  6. Yes, to prevent water (with road salt) to penetrate the space between the plastic bush and the aluminum housing you can seal this space with some elastic mass. I sealed mine with glue, as I glued the plastic cap at the end of the bush. Only glue, or something similar, should be enough in your case (clean area first). I have got information by "Meikel_K" that this problem has been notified, so that later actuator parts, and spare parts, have a similar modification.
  7. See my topic at My link
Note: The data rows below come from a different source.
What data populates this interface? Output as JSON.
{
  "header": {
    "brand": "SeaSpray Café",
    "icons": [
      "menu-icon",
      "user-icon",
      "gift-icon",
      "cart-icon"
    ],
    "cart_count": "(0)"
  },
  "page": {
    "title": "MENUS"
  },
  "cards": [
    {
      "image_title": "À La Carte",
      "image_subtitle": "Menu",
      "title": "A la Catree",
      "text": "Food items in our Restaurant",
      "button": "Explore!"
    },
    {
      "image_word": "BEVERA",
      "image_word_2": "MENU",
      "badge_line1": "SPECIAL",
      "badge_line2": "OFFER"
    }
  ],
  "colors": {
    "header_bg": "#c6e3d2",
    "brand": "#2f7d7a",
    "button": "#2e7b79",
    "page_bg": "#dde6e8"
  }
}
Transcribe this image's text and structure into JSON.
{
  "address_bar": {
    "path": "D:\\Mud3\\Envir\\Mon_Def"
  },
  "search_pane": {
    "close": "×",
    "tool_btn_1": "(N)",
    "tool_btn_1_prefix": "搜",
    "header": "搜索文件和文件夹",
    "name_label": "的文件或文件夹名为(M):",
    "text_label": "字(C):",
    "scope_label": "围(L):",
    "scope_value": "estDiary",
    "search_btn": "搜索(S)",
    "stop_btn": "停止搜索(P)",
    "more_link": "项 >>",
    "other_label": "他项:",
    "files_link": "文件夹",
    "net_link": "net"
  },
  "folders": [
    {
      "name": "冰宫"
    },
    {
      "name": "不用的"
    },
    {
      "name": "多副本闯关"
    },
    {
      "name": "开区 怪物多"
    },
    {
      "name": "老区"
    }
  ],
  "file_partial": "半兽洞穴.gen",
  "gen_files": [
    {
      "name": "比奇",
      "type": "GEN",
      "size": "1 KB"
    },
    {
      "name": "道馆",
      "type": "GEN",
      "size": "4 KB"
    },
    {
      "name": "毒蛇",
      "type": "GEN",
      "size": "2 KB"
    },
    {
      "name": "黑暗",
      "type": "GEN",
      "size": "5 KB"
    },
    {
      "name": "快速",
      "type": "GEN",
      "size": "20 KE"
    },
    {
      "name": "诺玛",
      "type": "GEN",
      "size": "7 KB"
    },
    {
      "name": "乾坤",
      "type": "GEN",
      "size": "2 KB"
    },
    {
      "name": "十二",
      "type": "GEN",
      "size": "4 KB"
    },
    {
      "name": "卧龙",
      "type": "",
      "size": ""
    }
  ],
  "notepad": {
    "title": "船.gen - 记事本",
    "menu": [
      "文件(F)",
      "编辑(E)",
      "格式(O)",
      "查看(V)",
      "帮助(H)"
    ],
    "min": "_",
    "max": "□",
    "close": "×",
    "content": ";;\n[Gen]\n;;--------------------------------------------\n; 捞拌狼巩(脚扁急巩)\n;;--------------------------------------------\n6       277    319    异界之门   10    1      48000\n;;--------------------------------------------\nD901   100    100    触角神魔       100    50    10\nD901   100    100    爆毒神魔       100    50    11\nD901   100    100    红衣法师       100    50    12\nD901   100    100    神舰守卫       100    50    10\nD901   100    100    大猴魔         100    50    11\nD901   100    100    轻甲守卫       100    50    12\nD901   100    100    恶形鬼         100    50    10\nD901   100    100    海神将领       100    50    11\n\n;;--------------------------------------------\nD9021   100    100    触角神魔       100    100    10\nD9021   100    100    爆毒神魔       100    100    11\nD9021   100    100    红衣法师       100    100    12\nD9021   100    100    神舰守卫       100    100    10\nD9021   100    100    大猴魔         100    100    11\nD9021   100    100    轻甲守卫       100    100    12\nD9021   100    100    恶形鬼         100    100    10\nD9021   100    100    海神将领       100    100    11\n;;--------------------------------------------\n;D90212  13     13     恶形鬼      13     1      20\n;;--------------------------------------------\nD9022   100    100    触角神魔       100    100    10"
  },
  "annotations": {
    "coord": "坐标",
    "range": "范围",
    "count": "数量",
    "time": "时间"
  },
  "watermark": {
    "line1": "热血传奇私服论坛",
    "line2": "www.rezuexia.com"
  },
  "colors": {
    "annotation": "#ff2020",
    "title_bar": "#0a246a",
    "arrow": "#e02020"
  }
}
  8. (Sorry for some bad English language in this….) The durashift on my Fusion has malfunctioned sometimes the last month. No reverse sometimes, no forward gears other times, gears get stuck and at last no gear at all (but the display showed “4”).. Always with the sprocket warning-light lit. Ford workshop wants 1000£ to fix it, at least. But the solution was simple, if you are normally handy and can spare an evening. Everyone think durashift is complicated, complicated and more complicated, BUT THIS IS NO ROCKET SIENCE!! The problem was the shift actuator (see picture 1). The shaft from the gearbox that is connected to the actuator was stuck. It should be possible to turn and pull, if normal. So I disconnected the gearbox shaft from the actuator (one screw), and discovered that the gearbox shaft then was possible to turn, but the actuator was stuck (motor no 1. The one with the white plastic ball joint). I connected 12v to the actuator motor (motor 1. Pin 1 and 6) but the motor was only "humming". It was really stuck. I removed the actuator from the gearbox (4 screws). Then I removed the actuator motor no.1 (four screws, se picture 2.) but the actuator was still stuck. It was not possible to push and pull the slider (that now should be really easy to move, as the motor now was gone). I took a big screwdriver and bent it loose, and discovered then that the rack was stuck in its plastic slide surface (I don’t know the correct English word) inside the actuator housing. The plastic was a just little deformed but enough to get the rack to stuck really hard. I drilled a hole in the closed end of the “plastic slide surface” (se picture 3.) and then a bigger hole (see picture 4) to see well and to be able to put in some tool. Now I saw a little “bump” in the plastic surface (and some dirt). I took a 16mm reamer to make the plastic surface smooth (picture 4.). Now the rack was sliding nice and easy. If you can’t borrow a 16mm reamer you sure can use a sharp knife or a file or a Dremel or something similar. I put a plastic cap over the drilled hole and glued it (picture 5). I mounted the actuator, and the gearbox is working as new. It feels so good! Cost? Nothing! Some tips: DON’T turn the motor when you have removed it from the actuator!!!!! It has position sensors in it, and needs to match the position of the rack!! Make a mark on the rack before you bend it lose, it must match the position of the motor when you mount them together. I am not really sure what causes this, but plastic deformation over time is nothing new. But more likely I think the problem is water. As the plastic slide tube is pointing upwards I guess a small amount of water have come between the plastic tube and the aluminum housing. Either has it there frozen to ice and therefore expanded to a “bump” in the plastic, but more likely it has there caused corrosion on the aluminum which expands to a “bump” inside the plastic tube. As I glued the cap I assume no more water can enter, to cause more problems. Greetings from Sweden.